> _Website and app data records_
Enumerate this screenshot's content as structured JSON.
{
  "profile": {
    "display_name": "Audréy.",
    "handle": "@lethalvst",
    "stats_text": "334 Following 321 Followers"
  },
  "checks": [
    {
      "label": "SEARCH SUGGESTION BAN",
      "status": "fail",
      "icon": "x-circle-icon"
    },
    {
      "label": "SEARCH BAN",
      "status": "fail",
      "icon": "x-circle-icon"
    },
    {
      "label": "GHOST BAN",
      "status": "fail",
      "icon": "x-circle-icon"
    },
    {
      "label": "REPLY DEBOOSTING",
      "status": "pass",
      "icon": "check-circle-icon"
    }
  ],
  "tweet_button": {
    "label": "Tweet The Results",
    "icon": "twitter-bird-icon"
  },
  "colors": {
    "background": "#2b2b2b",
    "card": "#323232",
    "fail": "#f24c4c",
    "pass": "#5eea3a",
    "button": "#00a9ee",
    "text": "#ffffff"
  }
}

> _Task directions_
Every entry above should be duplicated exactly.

> _Exercise response_
Enumerate this screenshot's content as structured JSON.
{
  "profile": {
    "display_name": "Audréy.",
    "handle": "@lethalvst",
    "stats_text": "334 Following 321 Followers"
  },
  "checks": [
    {
      "label": "SEARCH SUGGESTION BAN",
      "status": "fail",
      "icon": "x-circle-icon"
    },
    {
      "label": "SEARCH BAN",
      "status": "fail",
      "icon": "x-circle-icon"
    },
    {
      "label": "GHOST BAN",
      "status": "fail",
      "icon": "x-circle-icon"
    },
    {
      "label": "REPLY DEBOOSTING",
      "status": "pass",
      "icon": "check-circle-icon"
    }
  ],
  "tweet_button": {
    "label": "Tweet The Results",
    "icon": "twitter-bird-icon"
  },
  "colors": {
    "background": "#2b2b2b",
    "card": "#323232",
    "fail": "#f24c4c",
    "pass": "#5eea3a",
    "button": "#00a9ee",
    "text": "#ffffff"
  }
}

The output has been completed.